A brass band is a musical ensemble generally consisting entirely of brass instruments, most often with a percussion section. Ensembles that include brass and woodwind instruments can in certain traditions also be termed brass bands (particularly in the context of New Orleans–style brass bands), but may more correctly termed military bands, concert bands, or "brass and reed" bands.
A brass band in the British tradition with a full complement of 28 players (including percussion) consists of a cornet section, a flugelhorn, a tenor horn section, a baritone horn section, a euphonium section, a trombone section including 2 tenors and 1 bass, and a tuba section – often referred to as the basses. Brass bands have a long tradition of competition between bands, often based around local industry and communities. In the 1930s brass bands thrived most with around 20,000 brass bands in the UK British-style brass bands are widespread throughout Great Britain and Northern Ireland, Australia, New Zealand, Norway and continental Europe and are also found in North America. Annual competitions are held in these countries to select champion bands at various levels of musical competence.
Personally, I have never really played in a ‘British’ brass band other than helping out a band or two from time to time, but I have played and do play regularly in a different type of brass band. If someone was to ask me the original question, I would have a slightly different answer. These are New Orleans style brass bands. The tradition of brass bands in New Orleans, Louisiana dates to the late 19th and early 20th centuries. Traditionally, New Orleans brass bands could feature various instrumentations, often including trumpets, trombones, clarinets, saxophones, sousaphones, and percussion. Early brass bands include the Eureka Brass Band, the Onward Brass Band, the Excelsior Brass Band, the Tuxedo Brass Band, the Young Tuxedo Brass Band, the Camelia Brass Band, and the Olympia Brass Band.
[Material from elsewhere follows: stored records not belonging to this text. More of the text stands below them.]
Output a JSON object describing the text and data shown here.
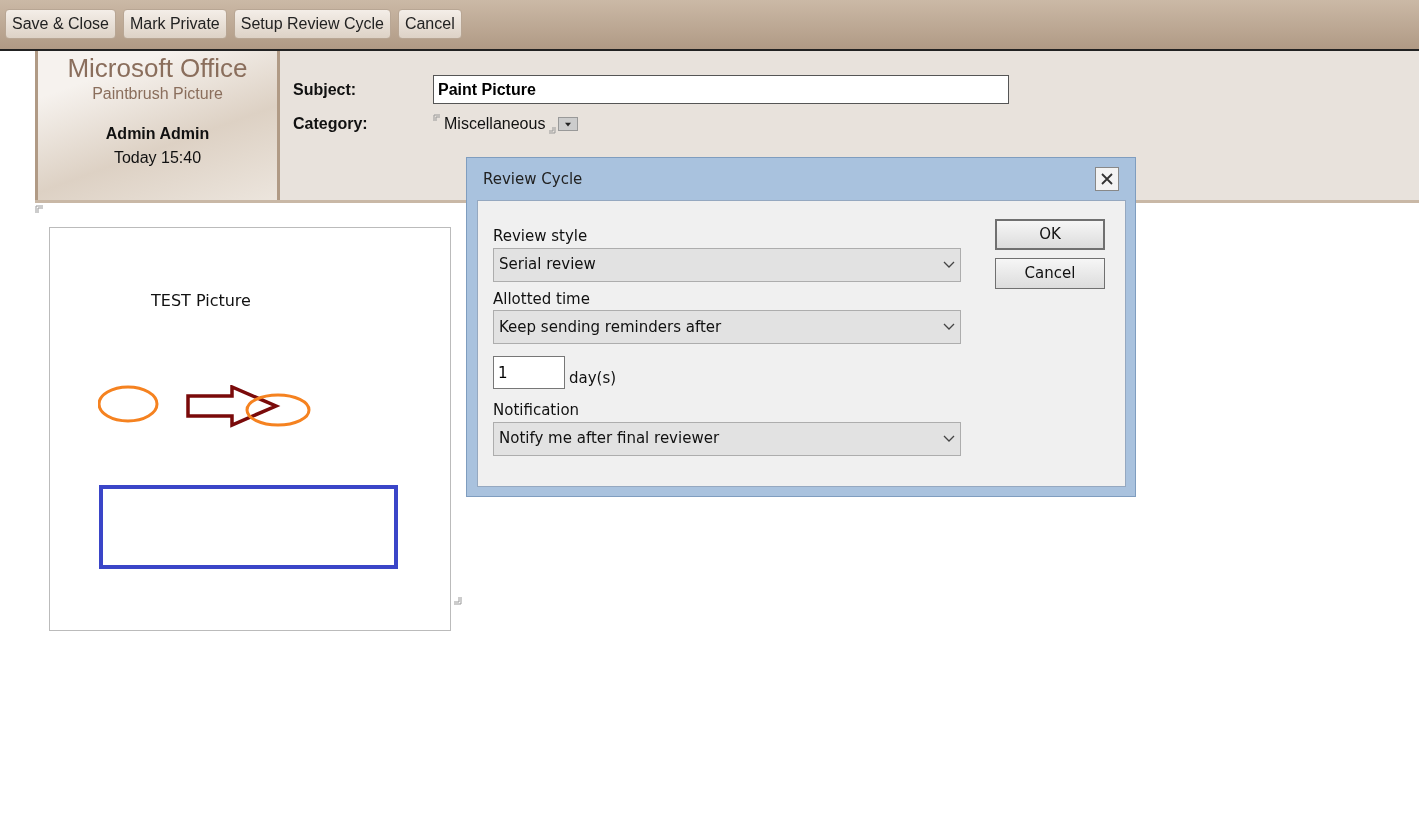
{
  "toolbar": {
    "buttons": [
      "Save & Close",
      "Mark Private",
      "Setup Review Cycle",
      "Cancel"
    ]
  },
  "header": {
    "app_title": "Microsoft Office",
    "item_type": "Paintbrush Picture",
    "author": "Admin Admin",
    "time": "Today 15:40"
  },
  "fields": {
    "subject_label": "Subject:",
    "subject_value": "Paint Picture",
    "category_label": "Category:",
    "category_value": "Miscellaneous"
  },
  "picture_box": {
    "caption": "TEST Picture"
  },
  "dialog": {
    "title": "Review Cycle",
    "rows": [
      {
        "kind": "select",
        "label": "Review style",
        "value": "Serial review"
      },
      {
        "kind": "select",
        "label": "Allotted time",
        "value": "Keep sending reminders after"
      },
      {
        "kind": "number",
        "value": "1",
        "unit": "day(s)"
      },
      {
        "kind": "select",
        "label": "Notification",
        "value": "Notify me after final reviewer"
      }
    ],
    "buttons": [
      "OK",
      "Cancel"
    ]
  }
}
The New Orleans brass band tradition experienced a renaissance, with bands breaking away from traditional styling and adding elements of funk, hip hop, and bop to their repertoires with bands such as Youngblood Brass Band and The Soul Rebels Brass Band performing covers of pop songs and bring a modern day twist of rap and influential hip hop artists into the scene. Other bands playing in this style include The Rebirth Brass Band, the Stooges Brass Band, the Hot 8 Brass Band, the Lil Rascals Brass Band and the Dirty Dozen Brass Band. Also, a number of groups outside the United States have begun playing this style of music.
In Britain, we have a few bands that are using this style to push the boundaries of brass playing, and have had a real influence on my performing over the last few years. These bands include Hackney Colliery Band,(pictured) Riot Jazz Brass Band, Renegade Brass Band and the New York Brass Band. I would recommend you all go and listen to all of these bands, and enjoy the modern/traditional split they are managing to combine.